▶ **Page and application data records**
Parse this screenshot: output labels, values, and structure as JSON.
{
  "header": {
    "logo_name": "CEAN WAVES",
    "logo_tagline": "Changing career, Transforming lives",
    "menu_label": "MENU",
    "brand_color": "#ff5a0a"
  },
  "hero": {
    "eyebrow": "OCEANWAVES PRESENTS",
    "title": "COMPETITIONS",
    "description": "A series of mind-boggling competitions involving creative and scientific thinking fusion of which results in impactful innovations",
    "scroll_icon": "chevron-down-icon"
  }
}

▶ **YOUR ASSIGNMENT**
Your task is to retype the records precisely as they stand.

▶ **TASK RESULT**
Parse this screenshot: output labels, values, and structure as JSON.
{
  "header": {
    "logo_name": "CEAN WAVES",
    "logo_tagline": "Changing career, Transforming lives",
    "menu_label": "MENU",
    "brand_color": "#ff5a0a"
  },
  "hero": {
    "eyebrow": "OCEANWAVES PRESENTS",
    "title": "COMPETITIONS",
    "description": "A series of mind-boggling competitions involving creative and scientific thinking fusion of which results in impactful innovations",
    "scroll_icon": "chevron-down-icon"
  }
}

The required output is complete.